Libya wants U.S. oil companies to return to the war-torn OPEC nation and help it raise output rapidly.
“I would like to personally encourage foreign companies, especially those from the U.S., to come back,” Oil Minister Mohamed Oun said in an interview in Italy, where he’s attending a conference. “We require a lot of work to upgrade and maintain our facilities.”
Prime Minister Abdul Hamid Dbeibah recently appointed a special envoy to the U.S., who will try to get energy firms to invest in Libya, Oun said.
Libya’s been mostly mired in conflict since a 2011 uprising that toppled dictator Moammar Qaddafi. A truce in its civil war roughly a year ago has led to more stability and enabled officials to increase oil production from almost nothing.

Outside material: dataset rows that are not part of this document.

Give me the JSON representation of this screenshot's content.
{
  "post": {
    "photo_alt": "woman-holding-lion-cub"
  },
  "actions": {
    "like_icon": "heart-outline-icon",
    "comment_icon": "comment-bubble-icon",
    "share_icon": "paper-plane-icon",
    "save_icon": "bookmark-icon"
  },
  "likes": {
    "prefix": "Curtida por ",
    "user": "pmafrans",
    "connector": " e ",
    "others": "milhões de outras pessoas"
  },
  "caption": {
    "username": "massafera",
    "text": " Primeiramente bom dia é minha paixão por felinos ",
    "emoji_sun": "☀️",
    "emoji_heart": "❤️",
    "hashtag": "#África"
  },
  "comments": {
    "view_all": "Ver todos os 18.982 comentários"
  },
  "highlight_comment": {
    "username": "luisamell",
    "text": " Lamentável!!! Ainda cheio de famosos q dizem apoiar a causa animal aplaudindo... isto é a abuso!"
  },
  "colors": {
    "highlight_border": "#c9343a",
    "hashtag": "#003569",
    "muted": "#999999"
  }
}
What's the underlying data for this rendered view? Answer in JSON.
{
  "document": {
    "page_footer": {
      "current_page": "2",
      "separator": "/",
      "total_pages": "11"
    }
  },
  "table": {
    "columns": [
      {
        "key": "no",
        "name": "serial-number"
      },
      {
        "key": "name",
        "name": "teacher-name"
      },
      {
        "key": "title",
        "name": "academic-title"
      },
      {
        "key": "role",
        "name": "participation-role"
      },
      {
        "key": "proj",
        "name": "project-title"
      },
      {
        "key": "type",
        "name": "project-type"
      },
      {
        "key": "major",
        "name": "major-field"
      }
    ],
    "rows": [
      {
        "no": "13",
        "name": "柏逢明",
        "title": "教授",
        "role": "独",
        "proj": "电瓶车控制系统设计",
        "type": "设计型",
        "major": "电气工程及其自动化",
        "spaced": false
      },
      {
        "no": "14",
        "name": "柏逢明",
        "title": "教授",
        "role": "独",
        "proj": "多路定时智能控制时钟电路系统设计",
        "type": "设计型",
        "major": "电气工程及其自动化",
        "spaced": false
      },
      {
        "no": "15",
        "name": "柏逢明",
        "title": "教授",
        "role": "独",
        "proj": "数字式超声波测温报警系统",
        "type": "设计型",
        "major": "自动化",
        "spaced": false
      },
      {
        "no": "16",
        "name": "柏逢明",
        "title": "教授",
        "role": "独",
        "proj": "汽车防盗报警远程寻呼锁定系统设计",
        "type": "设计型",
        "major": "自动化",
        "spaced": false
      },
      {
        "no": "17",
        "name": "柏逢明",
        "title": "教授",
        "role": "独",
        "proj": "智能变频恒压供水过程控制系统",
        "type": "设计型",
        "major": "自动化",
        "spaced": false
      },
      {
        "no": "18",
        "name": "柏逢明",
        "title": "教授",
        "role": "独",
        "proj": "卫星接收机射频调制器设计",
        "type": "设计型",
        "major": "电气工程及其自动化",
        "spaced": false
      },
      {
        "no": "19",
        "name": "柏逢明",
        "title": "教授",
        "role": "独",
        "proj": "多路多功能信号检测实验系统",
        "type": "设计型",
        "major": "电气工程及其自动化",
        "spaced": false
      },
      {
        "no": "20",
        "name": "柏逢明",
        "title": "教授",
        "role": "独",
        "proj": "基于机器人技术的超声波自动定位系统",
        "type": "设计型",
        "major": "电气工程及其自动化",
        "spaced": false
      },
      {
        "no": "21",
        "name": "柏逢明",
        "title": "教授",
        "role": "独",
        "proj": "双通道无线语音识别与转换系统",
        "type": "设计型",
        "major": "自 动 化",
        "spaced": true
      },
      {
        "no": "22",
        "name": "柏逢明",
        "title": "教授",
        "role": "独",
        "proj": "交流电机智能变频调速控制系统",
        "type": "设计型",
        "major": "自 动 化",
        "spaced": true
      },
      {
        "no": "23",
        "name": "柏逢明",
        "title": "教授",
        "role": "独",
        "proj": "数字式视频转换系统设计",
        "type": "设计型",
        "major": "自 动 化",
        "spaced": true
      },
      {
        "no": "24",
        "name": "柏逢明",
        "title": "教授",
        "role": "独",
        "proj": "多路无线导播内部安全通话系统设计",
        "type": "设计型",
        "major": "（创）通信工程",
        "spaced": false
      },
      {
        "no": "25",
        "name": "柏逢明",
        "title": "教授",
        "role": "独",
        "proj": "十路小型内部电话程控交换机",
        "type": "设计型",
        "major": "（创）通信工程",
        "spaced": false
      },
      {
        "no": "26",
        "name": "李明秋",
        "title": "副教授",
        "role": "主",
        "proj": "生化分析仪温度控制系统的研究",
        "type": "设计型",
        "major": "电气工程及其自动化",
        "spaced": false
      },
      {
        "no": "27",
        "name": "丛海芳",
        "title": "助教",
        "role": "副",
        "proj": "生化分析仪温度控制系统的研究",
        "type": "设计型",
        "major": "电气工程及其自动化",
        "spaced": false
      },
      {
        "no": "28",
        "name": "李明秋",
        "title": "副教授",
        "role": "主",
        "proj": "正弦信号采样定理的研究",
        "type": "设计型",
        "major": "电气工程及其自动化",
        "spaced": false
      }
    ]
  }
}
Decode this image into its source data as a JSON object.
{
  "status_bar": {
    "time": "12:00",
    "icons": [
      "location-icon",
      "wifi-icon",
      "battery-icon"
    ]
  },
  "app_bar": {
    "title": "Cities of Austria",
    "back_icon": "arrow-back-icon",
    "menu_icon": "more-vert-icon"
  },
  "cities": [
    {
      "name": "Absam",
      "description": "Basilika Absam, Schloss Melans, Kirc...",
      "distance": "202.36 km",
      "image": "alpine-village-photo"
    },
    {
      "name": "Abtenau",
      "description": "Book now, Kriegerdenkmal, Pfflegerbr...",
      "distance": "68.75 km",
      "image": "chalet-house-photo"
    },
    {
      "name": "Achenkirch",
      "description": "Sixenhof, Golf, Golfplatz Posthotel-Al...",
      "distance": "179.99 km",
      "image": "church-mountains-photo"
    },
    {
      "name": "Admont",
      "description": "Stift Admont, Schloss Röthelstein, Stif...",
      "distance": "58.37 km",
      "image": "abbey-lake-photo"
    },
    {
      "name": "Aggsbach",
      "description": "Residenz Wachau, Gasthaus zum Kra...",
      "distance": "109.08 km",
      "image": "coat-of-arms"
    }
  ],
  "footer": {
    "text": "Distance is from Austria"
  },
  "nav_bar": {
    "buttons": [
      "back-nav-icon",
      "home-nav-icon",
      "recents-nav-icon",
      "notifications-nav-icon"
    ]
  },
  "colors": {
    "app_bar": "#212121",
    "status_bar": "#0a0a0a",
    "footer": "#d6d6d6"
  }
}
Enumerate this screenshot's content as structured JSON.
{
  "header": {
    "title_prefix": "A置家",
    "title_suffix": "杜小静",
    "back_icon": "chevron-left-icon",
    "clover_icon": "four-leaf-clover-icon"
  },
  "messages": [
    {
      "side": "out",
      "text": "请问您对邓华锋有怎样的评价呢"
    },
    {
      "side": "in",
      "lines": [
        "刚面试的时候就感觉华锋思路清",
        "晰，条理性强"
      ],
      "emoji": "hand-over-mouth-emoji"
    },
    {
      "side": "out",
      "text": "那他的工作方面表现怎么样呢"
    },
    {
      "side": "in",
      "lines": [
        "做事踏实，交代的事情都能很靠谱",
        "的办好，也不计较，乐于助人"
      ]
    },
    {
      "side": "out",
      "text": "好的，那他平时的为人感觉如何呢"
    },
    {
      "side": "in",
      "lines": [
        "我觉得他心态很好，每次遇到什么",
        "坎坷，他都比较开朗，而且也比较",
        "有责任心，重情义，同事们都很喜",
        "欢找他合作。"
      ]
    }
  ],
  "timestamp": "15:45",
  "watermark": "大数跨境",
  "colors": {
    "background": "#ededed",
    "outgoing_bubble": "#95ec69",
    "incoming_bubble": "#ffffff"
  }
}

Several American energy companies have operated and taken stakes in Libyan oil fields in the past, among them ConocoPhillips, Marathon Oil Corp. and Occidental Petroleum Corp. Some of them sold assets after the war began.
Libya, which sits on Africa’s largest oil reserves, is pumping around 1.3 million barrels a day and aims to boost that to between 2 and 2.5 million within six years, Oun said.
The government is also trying to attract money from Europe. Dbeibah said in an August interview that France’s TotalEnergies SE and Spain’s Repsol SA have offered to invest billions of dollars. The country’s National Oil Corp. set up a London office this month to work with firms thinking of doing business in Libya.
Political tension has risen ahead of an election scheduled for Dec. 24. Yet Oun said a return to fighting that leads to more paralysis in the oil sector is unlikely.
“The country is stabilizing,” he said. “I don’t think there will be big shutdowns.”
The government wants to develop the country’s “remaining potential reserves,” he said. There’s still plenty of territory to explore on land and in Libya’s Mediterranean waters, according to Oun.